While I was an undergraduate in the engineering program, I found myself often asking the question “why am I being forced to learn this?”. Looking back at those courses, the thing that was missing from those lectures was motivation through exampled uses (in the workplace) for the content being taught. If someone had explained why I was learning to program in Matlab, or why I had to understand multivariable calculous, then I would have been less annoyed of completing the work.
Mark Carnes in “Setting Student’ Minds on Fire,” discussed the positive feedback from using what I would call role playing in the classroom. Engaging students by placing their imaginations in a certain historical setting. I believe I’ve had several courses that attempted the same course engagement, and both of them were electives. For example, a freshman history course I took had a test question that asked for me to discuss the type of conversion I might have if I were at a presidential dinner party prior to the Civil War. I can’t remember the specifics but I do recall being thrown back when I first read the essay question. It was the first time I’d seen question like that, and the first time I actually had to sit and think hard about this and recall the characteristics of the people attending the dinner. However, in an engineering introduction course, in class projects would place us in different setting, such as an industrial engineer back-engineering a toy to determine who it was made in order replicate it, or an inventor required to design a device that could improve the mobility of the blind. These scenarios required actually research current tools used and understanding the problem of being blind. Perhaps the author has a point, that in order to step out of the current lecture-listen system, the manner of engaging students in learning needs to be reimagined.
In the article, “The Case Against Grades”, Alfie Kohn emphasized the very fear I have had when taking every undergraduate course, and some of the courses I’ve taken as a Graduate student. Since my late teenage years, for the past 12 years since, I’ve been a perfectionist about my academics. I was so perfectionistic, that the very fear of making a mistake on assignments and especially on tests resulted in me making ordinarily avoidable mistakes. Interestingly, this problem is worded perfectly by Marilyn M. Lombardi, when she reports that students make mistakes on work that are assessed with grades than they ordinarily would in ungraded situations. I found that I was able to quickly make a connect with what she said with my own experience. On inclass assignments that were only pass or fail based on attendance, or courses that I would audit, I actually found I learned more and I was less likely to make the same mistakes that I would make on graded assessments.
Furthermore, the motivation by grades alone is unfortunately the only focus students should be expected to have. Afterall, everything from scholarships to student’s first jobs are primarily interested in grades. This whole process is circular, so as long as the majority of careers and assessments focus on grades, students too will follow the same path.
In education, there seems to be a belief that testing students is a method of determining what students know. While I managed to get through all lower education and my college undergraduate studies successfully, I found timed-testing to be a failed way of assessing my knowledge.
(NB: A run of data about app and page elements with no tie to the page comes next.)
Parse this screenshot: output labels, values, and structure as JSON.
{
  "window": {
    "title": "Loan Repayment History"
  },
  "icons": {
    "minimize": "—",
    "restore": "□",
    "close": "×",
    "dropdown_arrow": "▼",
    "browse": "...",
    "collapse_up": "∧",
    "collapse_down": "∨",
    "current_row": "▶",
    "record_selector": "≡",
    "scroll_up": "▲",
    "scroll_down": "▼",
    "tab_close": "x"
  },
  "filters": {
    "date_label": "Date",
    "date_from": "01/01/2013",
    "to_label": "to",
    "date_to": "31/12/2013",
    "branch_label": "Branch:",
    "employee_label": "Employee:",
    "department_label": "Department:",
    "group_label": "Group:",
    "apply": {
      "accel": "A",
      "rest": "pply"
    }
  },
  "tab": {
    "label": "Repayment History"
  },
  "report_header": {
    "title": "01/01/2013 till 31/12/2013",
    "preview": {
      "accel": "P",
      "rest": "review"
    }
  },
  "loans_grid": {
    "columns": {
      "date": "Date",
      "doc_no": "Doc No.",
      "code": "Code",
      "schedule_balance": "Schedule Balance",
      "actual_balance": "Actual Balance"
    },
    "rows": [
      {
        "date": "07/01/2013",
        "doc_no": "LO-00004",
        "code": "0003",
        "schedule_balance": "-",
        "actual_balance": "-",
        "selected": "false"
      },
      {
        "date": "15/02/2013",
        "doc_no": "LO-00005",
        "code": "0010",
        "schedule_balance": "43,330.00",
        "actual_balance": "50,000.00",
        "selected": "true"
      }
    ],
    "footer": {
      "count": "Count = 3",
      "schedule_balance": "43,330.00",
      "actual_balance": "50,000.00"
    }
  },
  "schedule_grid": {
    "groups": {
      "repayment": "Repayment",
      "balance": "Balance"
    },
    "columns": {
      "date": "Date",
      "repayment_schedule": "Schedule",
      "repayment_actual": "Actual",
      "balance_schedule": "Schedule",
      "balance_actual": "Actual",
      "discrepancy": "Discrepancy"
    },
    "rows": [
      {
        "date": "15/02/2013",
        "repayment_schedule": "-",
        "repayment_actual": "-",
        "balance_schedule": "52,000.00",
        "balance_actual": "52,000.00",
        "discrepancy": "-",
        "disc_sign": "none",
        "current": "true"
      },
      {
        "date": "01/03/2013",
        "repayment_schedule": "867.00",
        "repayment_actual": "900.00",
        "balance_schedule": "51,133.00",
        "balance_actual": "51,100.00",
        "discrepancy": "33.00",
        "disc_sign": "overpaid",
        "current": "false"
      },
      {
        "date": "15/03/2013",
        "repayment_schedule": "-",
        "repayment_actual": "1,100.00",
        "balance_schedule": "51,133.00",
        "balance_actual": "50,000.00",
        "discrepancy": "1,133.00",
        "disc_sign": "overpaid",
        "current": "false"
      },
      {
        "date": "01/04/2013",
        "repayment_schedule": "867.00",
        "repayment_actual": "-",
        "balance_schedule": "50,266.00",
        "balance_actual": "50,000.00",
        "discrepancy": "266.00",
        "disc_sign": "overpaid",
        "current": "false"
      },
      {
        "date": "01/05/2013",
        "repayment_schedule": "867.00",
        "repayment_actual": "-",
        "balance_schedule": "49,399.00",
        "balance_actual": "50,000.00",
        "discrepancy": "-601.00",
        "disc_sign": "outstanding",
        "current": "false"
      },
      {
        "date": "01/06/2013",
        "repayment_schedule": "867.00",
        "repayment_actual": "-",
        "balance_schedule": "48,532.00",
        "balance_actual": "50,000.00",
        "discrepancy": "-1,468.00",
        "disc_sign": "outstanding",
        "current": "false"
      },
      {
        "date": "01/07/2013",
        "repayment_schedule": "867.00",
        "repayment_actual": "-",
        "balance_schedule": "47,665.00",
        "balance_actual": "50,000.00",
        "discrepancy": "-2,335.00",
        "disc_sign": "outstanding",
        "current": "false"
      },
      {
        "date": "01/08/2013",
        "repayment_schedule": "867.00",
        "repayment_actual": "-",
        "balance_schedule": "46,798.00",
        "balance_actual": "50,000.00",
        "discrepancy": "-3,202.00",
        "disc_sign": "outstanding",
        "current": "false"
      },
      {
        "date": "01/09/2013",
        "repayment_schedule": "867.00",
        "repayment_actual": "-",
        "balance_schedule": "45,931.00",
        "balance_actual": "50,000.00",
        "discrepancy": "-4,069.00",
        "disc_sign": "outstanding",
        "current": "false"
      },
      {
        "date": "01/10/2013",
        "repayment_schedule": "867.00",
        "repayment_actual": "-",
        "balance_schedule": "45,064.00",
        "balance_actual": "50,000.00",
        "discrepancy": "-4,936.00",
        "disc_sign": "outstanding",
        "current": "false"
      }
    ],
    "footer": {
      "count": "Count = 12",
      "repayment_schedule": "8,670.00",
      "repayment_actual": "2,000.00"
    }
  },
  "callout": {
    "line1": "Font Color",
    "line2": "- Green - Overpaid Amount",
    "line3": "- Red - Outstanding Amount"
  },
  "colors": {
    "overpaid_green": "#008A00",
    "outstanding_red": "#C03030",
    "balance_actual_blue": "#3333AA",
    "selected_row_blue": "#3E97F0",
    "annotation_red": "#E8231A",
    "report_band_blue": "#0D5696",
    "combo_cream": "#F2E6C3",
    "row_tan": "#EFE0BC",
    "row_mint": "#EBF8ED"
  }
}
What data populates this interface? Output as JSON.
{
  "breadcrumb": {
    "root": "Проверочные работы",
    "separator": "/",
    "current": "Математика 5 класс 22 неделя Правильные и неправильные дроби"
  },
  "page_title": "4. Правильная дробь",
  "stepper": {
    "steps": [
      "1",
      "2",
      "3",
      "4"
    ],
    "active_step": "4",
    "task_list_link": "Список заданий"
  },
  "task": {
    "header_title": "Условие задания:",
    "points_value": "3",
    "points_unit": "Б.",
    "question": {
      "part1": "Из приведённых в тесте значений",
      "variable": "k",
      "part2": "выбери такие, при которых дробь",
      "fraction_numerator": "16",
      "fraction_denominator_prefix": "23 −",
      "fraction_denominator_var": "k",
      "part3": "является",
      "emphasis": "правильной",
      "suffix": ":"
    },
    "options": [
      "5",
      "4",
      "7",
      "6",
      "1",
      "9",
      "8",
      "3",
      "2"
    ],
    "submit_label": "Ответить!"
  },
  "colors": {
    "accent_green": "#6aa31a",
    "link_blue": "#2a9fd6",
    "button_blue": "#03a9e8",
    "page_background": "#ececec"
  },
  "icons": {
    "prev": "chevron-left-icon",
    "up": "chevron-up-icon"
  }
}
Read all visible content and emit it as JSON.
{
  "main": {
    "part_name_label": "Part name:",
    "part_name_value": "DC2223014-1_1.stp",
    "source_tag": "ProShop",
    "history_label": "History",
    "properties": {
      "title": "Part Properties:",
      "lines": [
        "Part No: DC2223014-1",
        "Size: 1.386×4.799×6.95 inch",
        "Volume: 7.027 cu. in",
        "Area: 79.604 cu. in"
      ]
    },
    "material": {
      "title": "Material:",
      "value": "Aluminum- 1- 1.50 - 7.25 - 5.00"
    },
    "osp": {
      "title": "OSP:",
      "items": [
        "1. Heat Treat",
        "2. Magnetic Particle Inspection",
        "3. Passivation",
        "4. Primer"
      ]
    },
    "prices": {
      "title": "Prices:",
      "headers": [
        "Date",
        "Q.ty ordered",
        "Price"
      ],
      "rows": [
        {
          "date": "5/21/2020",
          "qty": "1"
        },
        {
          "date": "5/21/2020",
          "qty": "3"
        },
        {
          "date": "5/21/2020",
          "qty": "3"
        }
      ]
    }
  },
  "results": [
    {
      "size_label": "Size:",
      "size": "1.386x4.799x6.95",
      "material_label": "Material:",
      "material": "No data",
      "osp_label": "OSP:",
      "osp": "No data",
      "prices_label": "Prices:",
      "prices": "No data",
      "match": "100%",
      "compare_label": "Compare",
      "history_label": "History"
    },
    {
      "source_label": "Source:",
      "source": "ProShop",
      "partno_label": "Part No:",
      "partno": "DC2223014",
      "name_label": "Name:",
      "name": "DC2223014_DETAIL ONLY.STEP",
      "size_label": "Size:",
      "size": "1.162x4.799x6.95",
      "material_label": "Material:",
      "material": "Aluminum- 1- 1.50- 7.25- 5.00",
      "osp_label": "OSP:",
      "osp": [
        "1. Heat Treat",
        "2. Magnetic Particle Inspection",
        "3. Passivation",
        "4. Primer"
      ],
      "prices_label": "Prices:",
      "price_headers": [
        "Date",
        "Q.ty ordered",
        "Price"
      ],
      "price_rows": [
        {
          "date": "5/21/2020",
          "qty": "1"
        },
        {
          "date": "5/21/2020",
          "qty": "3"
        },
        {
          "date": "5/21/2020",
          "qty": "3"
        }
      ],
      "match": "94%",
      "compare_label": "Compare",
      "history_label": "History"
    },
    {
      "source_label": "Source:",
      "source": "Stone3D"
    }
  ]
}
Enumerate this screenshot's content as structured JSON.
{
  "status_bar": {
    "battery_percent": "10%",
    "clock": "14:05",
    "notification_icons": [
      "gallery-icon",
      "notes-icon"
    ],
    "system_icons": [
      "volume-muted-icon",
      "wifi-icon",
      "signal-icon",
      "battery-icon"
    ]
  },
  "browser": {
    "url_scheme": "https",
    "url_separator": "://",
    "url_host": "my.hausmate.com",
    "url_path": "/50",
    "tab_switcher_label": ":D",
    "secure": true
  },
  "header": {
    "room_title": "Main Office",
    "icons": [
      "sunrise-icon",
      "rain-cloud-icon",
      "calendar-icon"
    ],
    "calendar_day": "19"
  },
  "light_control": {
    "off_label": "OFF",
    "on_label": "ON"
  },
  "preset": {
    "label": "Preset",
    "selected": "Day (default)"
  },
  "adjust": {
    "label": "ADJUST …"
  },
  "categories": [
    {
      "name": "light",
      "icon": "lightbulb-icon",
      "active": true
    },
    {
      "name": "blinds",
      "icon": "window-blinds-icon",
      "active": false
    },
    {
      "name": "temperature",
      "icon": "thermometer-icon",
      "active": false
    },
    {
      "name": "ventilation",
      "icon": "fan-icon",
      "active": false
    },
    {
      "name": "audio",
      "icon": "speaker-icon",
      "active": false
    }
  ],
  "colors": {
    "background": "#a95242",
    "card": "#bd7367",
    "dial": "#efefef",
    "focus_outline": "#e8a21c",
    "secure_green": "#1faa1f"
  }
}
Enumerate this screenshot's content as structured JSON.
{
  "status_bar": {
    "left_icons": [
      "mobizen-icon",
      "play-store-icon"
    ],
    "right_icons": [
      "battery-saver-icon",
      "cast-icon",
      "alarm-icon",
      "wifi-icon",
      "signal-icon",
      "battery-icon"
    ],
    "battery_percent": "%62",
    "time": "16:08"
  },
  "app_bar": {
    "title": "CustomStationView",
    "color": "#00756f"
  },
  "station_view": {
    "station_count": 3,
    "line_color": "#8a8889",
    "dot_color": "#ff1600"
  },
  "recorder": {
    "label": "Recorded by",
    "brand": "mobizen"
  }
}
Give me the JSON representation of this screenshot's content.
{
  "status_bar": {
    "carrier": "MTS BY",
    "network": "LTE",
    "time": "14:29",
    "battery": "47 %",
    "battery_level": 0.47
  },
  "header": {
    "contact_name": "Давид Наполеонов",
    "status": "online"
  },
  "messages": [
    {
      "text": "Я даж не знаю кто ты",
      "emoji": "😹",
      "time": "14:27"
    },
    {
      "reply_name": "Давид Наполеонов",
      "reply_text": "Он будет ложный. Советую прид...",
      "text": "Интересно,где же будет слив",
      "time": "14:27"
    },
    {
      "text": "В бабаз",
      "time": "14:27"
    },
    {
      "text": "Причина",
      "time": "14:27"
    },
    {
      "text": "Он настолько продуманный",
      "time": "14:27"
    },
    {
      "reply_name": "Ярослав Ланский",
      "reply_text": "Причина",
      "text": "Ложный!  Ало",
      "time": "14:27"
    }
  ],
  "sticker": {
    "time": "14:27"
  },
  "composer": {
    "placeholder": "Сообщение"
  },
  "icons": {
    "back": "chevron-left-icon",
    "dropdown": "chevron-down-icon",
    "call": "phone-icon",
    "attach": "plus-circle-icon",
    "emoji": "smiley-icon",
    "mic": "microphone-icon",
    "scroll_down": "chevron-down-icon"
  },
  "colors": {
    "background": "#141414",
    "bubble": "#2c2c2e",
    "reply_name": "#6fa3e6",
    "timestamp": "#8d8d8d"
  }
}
I believe the only thing testing taught me was how faulty I’m capable of being under high stressed, timed conditions. The stress that would accumulate each day prior to the test and then peak during the test resulted in over thinking the problems and resolving them in (incorrect) ways I would never do on homework or in class problems. For me, asking the question, “what will be on the test?” was inevitably a way for me to reduce the amount of anxiety I knew I would be experiencing in these traditional test settings.
In Anti-Teaching: Confronting the Crisis of Significance, Michael Wesch posits that in order for students to learn, we must step away from “traditional teaching” methods, and identify new ways of encouraging students to learn. Author Ellen Langer adds that one-way (“single perspective”) teaching has become an institutionalized method of teaching students. This may unavoidably result in students believing the teachers’ spoken word to be unchallengeable and absolute, thus discouraging the students from reflecting on the material and possibly acquiring unique “perspectives”. Ellen has an interesting point when she suggests that teaching in a “conditional” manner engages true learning. From my experience, I believe this has generally been the way a majority of my graduate courses have been managed. In general, these courses provided open-ended testing and writing assignments requiring a pre-understanding (non-memorization) of course material, forcing me to think about what I’d learned, and in-turn providing my own unique response to the question(s) I was asked. If this same approach to teaching is utilized at the undergraduate level, students may feel more motivated to strive to utilize 100% of their potential to learning, with less dread of upcoming stress-related thoughtless memorization.